UK government demanded clear “yes-no” referendum question: Nicola Sturgeon told MSPs that a straight “yes-no” referendum question was a “red line” issue demanded by the UK government during the Edinburgh Agreement negotiations. [Scotsman page 20].
Herald and STV documentary on independence: The Herald and STV have announced plans to co-produce a three-part series charting the history of the independence issue in Scotland. The three one-hour episodes are to track changing opinion from WW2 to the present day and are expected to air in spring 2013. [Herald page 2].
Electoral Commission: Nicola Sturgeon told Holyrood’s Referendum Bill Committee that she was willing to overrule the Electoral Commission if so needed, adding that “They are not the decision makers” but that she was willing to consider their advice. [Herald page 2, P&J page 18].

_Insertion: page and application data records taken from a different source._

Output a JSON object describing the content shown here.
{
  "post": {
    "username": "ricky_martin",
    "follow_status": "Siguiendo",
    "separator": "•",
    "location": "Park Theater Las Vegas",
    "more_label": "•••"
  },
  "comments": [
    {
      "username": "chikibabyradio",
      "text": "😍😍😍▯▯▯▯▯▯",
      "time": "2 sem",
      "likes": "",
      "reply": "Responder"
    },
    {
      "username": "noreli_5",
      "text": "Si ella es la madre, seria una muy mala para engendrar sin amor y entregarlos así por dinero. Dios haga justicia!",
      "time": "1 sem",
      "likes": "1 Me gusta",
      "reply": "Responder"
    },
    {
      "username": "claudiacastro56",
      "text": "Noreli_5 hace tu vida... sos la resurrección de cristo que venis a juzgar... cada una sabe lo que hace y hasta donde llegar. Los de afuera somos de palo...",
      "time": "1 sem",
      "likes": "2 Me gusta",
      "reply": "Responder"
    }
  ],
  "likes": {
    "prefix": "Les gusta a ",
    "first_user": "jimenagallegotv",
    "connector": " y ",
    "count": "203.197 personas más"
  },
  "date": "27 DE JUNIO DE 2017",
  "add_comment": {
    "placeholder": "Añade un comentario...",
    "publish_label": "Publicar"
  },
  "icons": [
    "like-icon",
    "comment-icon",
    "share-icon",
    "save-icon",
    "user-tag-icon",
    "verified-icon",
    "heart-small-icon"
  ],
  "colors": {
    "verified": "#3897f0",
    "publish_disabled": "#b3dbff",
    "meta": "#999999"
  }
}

Scottish children are left at risk: A study by the Scottish Children’s Reporters Administration has shown that around 13,000 Scottish children are officially “in care” having been required to have social work protection by a children’s hearing. The report looks at 2,000 children in such circumstance with some being left with emotional or behavioural problems after being left at risk. [Herald page 3].

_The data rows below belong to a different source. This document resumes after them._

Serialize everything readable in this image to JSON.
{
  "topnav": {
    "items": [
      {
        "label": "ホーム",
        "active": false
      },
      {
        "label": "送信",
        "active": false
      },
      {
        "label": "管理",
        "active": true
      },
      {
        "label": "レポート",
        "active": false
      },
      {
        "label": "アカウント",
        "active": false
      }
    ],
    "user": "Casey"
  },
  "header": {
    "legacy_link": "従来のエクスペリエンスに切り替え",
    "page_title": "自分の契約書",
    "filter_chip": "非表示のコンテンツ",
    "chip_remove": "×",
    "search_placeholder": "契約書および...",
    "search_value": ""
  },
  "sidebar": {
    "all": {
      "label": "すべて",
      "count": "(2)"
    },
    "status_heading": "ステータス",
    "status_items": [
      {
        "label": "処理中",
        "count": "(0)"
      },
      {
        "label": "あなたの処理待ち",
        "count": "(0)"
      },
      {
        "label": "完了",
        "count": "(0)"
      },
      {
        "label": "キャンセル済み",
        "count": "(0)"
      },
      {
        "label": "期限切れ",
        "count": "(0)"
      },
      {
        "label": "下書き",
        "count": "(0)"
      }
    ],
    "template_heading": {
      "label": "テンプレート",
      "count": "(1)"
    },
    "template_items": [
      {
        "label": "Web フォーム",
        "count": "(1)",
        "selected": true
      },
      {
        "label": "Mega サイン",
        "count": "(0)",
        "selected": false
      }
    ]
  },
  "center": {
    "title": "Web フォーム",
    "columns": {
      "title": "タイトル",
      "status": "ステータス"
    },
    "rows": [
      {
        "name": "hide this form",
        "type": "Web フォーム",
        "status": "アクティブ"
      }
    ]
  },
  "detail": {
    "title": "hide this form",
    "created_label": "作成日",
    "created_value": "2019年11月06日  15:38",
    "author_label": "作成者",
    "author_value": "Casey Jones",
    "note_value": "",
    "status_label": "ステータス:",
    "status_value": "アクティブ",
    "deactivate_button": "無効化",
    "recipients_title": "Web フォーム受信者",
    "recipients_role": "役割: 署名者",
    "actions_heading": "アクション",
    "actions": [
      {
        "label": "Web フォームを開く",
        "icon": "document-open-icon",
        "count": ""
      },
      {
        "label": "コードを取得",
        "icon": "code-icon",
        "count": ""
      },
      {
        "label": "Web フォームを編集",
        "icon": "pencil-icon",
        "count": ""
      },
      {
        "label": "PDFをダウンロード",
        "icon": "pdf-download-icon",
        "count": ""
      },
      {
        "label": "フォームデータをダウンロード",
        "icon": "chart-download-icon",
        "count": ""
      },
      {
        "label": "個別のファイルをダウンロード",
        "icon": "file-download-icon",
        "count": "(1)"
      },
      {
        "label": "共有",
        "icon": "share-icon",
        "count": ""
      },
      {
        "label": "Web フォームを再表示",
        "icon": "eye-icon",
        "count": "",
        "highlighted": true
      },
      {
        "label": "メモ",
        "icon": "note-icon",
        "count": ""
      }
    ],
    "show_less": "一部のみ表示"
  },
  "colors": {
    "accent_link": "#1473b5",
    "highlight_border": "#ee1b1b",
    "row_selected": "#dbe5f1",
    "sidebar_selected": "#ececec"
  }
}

Politician of the Year: Deputy First Minister Nicola Sturgeon was named The Herald Scottish Politician of the Year last night in recognition of a series of achievements from same-sex marriage, to her role in the referendum campaign and the alcohol pricing bill. [Herald page 7].

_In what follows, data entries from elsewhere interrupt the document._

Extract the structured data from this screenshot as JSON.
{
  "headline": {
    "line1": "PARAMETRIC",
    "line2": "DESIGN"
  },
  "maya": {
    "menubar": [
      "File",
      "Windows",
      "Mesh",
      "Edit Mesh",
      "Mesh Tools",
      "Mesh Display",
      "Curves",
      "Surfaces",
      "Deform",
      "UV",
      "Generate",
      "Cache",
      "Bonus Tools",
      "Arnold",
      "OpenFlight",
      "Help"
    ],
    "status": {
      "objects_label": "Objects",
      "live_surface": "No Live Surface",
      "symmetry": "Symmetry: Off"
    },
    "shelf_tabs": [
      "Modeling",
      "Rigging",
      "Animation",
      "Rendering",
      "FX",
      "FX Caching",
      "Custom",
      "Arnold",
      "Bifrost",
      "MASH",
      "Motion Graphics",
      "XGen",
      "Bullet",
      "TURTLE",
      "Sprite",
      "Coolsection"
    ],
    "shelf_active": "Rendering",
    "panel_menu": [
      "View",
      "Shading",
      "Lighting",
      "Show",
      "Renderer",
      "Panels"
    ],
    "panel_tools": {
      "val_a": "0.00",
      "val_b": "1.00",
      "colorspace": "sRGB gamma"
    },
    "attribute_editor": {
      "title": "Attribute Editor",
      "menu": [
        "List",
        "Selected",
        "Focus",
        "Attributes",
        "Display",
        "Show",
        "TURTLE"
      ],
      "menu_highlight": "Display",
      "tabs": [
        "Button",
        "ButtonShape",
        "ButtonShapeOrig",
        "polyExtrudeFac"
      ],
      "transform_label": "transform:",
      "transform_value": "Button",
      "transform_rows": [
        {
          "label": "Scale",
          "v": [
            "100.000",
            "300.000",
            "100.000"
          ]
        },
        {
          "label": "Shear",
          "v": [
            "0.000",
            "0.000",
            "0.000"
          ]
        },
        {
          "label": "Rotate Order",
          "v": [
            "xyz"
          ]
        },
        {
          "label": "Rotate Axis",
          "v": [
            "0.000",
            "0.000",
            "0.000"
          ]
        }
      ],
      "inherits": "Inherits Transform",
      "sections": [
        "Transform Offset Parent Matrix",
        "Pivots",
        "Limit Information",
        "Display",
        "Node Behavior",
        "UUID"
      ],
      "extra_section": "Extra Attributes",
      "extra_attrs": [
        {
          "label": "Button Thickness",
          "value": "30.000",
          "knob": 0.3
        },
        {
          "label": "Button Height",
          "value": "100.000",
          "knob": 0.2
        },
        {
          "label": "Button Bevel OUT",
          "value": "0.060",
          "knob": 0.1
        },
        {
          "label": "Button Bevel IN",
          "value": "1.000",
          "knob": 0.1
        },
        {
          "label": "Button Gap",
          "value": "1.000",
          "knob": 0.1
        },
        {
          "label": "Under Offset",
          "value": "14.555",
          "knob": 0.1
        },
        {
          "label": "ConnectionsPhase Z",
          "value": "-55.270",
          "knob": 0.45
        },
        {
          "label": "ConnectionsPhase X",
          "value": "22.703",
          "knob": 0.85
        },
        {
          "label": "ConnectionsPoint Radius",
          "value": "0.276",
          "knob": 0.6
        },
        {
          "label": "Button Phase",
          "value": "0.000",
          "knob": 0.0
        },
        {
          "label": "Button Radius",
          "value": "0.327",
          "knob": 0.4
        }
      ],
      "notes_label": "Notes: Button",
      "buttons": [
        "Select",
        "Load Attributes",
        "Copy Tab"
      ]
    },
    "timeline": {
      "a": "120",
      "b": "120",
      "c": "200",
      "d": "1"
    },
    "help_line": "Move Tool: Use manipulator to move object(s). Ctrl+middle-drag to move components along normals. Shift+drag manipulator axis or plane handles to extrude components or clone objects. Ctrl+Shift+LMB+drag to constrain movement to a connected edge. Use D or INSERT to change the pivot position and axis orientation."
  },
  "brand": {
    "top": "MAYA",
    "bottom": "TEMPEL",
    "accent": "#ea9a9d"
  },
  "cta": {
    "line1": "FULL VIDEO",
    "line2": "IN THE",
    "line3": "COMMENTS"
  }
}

RBS and Lloyds deals made unrecoverable loss to taxpayers: A report for the Westminster Public Accounts Committee has suggested that more that £66 billion of taxpayers’ money invested in the RBS and Lloyds bailouts may never be recovered. It further added that the Treasury may have made a costly mistake in the Northern Rock rescue. [Scotsman page 1, Herald page 6].
Scottish employment figures misleading: George Kerevan in The Scotsman writes that the disparities in the Scottish and UK-wide ONS unemployment figures comes down to details in the data and that we ought not to be so hasty to criticise Scotland’s employment, especially as it has a higher employment rate in comparison to five out of nine areas in England.
Scottish Gas make £1.4bn profit: Centrica, the owner of Scottish Gas, is expected to announce annual profits of £1.4 billion following a 6% increase in charges to customers. Further reports claim that Eon plans to increase domestic charges by 11% this January. [Scotsman page 11, Herald page 1, Guardian page 18].
Super Puma fleet grounded until February: CEO of Eurocopter, the French manufacturer of the North Sea’s Super Puma fleet, Lutz Bertling announced the fleet would be grounded until next February following 2 flights ditching since May. The delay is expected to cause disruption to companies and employees of North Sea gas and oil companies as normal crew-change flights are temporarily suspended. [Scotsman page 16, P&J page 1].
Flood prevention scheme row: Edinburgh City Council is in a row with civil engineering company Lagan Construction as the cost of the Water of Leith Flood Prevention Scheme almost doubled to £21 million in the last year. The project is running a year behind schedule. [Scotsman page 11].
McColl backs vocational education: Jim McColl OBE, CEO of Clyde Blowers, has called for changes in the way vocational subjects are taught saying that teaching of vocational subjects should not be left to schools but could be taught by specialist “junior colleges”. The scheme would allow third and fourth year secondary school pupils to leave the academic curriculum and attend a junior college focused on core English and Maths and other vocational subjects. [Herald page 2].